# Exercise details
Please find how many lines of the data contain the string "INTC", and respond with that number only.

# Recorded data
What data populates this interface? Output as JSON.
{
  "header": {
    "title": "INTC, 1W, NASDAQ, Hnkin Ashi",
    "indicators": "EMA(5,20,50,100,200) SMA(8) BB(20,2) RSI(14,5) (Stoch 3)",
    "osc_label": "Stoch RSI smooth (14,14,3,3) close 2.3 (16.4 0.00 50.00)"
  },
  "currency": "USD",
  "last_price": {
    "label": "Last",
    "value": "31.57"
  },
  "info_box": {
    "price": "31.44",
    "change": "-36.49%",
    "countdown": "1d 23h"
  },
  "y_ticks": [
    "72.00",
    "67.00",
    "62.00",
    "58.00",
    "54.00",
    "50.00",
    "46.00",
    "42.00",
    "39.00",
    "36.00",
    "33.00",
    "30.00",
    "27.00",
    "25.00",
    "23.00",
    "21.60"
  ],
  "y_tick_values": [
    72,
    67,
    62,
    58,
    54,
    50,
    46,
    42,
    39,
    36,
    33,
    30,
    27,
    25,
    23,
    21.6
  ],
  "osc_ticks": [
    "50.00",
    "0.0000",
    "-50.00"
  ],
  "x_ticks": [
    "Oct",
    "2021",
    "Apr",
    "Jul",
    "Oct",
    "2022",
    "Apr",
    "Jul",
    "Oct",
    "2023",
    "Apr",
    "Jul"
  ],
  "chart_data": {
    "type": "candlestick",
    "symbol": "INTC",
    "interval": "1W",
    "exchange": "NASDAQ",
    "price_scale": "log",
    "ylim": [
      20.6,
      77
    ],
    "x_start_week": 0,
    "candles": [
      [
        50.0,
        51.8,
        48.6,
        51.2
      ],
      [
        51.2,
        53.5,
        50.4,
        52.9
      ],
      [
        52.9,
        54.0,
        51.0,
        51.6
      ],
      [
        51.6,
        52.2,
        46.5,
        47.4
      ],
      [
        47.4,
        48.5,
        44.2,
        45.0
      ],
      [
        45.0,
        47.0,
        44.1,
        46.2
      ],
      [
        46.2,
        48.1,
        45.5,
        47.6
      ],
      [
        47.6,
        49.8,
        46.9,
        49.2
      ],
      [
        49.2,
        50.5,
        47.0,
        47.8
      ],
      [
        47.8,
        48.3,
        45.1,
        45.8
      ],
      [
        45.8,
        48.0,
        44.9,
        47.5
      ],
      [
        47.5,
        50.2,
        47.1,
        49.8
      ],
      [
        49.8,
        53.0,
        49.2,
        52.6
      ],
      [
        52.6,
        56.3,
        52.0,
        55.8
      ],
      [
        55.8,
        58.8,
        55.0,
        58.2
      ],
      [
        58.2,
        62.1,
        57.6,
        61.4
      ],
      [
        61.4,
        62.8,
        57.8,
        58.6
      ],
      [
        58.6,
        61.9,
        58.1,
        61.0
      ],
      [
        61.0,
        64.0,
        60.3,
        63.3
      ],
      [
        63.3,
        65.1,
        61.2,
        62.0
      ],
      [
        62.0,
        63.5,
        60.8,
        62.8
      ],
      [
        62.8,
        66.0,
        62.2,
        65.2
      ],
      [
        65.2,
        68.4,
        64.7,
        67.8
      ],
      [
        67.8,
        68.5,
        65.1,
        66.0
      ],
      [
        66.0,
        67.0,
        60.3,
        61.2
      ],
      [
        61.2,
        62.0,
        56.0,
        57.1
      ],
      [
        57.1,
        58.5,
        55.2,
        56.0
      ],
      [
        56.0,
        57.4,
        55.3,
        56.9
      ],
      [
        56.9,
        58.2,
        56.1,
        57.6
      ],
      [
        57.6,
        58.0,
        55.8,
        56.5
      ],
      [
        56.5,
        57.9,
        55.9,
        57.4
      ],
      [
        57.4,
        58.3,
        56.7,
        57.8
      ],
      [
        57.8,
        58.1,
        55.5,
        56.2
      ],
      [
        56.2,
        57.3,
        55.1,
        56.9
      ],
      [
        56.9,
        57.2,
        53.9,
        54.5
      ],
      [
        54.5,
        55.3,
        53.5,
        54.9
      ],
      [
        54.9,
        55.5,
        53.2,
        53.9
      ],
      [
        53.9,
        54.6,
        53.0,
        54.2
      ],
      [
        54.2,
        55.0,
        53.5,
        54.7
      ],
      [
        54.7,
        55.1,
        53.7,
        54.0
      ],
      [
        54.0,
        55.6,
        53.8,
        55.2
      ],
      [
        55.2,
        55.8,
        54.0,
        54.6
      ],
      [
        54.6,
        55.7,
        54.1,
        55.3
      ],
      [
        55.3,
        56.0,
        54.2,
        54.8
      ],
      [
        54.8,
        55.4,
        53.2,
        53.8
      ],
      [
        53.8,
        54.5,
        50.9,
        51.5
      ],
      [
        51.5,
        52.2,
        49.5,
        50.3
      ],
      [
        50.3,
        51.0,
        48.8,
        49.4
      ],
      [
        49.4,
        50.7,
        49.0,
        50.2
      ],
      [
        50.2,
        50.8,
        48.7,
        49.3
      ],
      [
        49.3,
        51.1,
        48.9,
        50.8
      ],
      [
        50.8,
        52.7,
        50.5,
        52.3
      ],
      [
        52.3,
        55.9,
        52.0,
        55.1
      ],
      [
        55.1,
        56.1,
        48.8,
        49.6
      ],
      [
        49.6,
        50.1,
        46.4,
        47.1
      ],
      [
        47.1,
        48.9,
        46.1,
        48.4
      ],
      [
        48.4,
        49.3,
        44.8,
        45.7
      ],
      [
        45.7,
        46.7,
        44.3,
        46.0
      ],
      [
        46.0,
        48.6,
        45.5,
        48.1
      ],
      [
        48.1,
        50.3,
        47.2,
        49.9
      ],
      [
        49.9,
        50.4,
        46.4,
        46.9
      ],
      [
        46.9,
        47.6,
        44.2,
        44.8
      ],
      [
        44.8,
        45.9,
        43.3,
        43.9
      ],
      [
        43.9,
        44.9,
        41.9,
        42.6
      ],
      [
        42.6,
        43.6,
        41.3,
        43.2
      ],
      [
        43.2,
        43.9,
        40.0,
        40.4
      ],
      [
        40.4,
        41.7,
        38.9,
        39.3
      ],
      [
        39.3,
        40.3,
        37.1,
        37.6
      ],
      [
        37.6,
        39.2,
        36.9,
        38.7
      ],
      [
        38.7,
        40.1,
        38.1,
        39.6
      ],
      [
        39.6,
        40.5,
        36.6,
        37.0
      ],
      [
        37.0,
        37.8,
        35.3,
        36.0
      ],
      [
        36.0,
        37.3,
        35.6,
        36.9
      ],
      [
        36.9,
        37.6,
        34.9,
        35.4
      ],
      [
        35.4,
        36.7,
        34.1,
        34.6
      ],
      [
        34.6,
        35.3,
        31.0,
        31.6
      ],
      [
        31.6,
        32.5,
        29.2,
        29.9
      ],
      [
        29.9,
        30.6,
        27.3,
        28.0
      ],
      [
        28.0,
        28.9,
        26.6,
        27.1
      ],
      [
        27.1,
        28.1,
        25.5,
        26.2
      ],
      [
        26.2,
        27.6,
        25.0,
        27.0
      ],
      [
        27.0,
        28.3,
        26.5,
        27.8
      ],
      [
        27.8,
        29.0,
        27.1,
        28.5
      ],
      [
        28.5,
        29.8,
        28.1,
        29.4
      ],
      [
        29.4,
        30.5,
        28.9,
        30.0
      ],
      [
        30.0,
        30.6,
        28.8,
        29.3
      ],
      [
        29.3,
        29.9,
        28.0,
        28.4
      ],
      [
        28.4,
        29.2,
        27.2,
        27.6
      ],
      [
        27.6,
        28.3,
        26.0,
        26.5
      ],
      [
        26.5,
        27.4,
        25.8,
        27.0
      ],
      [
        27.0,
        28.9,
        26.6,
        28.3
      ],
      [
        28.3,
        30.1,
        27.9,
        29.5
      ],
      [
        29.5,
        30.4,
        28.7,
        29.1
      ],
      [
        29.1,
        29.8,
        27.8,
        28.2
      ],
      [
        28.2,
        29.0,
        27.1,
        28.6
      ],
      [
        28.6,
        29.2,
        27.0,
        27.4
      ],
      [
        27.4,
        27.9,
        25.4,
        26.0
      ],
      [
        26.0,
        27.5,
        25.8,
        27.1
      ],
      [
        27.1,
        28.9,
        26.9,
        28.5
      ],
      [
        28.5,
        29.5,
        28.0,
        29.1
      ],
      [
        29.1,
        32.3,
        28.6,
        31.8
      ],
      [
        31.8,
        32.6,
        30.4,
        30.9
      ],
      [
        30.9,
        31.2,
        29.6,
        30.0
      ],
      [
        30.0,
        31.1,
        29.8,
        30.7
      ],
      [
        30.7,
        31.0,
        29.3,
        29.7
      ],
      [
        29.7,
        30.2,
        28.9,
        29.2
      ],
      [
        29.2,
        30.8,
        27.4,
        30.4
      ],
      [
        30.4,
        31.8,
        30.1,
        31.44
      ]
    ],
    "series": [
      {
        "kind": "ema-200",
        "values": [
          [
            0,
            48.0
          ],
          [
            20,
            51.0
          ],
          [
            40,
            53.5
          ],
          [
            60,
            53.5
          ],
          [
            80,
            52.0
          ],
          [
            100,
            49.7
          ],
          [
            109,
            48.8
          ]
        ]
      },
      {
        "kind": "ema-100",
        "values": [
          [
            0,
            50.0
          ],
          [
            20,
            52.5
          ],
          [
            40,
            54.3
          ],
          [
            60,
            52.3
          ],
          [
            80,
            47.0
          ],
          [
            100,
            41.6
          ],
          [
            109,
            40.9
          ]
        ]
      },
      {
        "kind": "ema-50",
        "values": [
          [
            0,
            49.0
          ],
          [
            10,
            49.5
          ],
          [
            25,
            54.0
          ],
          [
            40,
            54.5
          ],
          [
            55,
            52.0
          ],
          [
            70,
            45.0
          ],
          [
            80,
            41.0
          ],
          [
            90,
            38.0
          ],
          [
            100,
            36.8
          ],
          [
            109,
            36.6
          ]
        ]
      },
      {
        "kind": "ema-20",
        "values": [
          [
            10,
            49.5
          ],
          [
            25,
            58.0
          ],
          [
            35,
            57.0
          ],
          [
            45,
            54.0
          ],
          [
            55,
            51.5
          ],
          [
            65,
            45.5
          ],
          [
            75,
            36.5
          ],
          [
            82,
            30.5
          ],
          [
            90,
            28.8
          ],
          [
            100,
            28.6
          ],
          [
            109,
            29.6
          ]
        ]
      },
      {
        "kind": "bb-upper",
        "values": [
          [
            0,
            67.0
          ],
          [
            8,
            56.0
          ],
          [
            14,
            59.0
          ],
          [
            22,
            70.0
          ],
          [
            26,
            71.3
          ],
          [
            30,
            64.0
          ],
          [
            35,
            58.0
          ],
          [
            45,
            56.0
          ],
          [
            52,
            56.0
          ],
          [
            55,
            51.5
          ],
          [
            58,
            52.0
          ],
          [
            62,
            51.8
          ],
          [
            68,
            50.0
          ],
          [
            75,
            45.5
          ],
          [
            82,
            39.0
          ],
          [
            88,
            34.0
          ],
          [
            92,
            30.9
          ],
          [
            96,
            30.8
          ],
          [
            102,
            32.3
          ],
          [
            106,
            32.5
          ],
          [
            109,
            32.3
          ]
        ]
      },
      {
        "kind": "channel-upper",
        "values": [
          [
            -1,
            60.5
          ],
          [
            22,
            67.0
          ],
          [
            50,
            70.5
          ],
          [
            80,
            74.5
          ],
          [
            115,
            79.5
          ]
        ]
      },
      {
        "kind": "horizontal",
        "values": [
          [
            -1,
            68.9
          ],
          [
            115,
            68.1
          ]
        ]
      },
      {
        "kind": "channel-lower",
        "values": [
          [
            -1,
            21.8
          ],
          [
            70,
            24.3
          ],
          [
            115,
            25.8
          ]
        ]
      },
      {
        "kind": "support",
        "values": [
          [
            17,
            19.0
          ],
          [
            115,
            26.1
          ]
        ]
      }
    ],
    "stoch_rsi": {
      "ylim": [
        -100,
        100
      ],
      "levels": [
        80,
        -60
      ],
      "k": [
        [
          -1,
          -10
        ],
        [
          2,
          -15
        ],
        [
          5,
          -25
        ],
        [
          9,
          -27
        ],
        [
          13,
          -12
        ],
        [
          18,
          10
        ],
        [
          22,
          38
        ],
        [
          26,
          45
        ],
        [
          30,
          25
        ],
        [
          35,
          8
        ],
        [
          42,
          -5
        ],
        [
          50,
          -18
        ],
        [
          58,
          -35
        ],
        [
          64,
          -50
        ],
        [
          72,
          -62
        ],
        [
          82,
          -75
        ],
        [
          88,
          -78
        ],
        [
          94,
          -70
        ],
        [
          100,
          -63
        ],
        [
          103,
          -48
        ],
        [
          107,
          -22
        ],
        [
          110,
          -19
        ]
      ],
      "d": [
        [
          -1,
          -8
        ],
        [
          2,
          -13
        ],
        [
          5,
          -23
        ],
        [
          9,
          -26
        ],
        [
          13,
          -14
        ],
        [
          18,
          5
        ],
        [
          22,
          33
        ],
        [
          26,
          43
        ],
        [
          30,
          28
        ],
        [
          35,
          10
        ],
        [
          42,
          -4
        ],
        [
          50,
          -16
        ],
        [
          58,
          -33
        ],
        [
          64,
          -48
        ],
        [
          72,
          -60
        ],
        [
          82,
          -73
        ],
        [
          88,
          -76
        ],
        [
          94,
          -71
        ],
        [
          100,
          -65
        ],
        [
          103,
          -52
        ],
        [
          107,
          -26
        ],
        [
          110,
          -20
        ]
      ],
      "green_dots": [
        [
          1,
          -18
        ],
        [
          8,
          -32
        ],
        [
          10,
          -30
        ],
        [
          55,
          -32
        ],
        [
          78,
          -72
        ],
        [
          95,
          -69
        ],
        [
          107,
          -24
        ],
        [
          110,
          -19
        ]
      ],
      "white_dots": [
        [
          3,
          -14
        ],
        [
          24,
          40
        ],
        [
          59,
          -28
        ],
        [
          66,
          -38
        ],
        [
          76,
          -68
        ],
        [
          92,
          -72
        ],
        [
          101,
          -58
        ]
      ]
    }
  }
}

# Exercise solution
2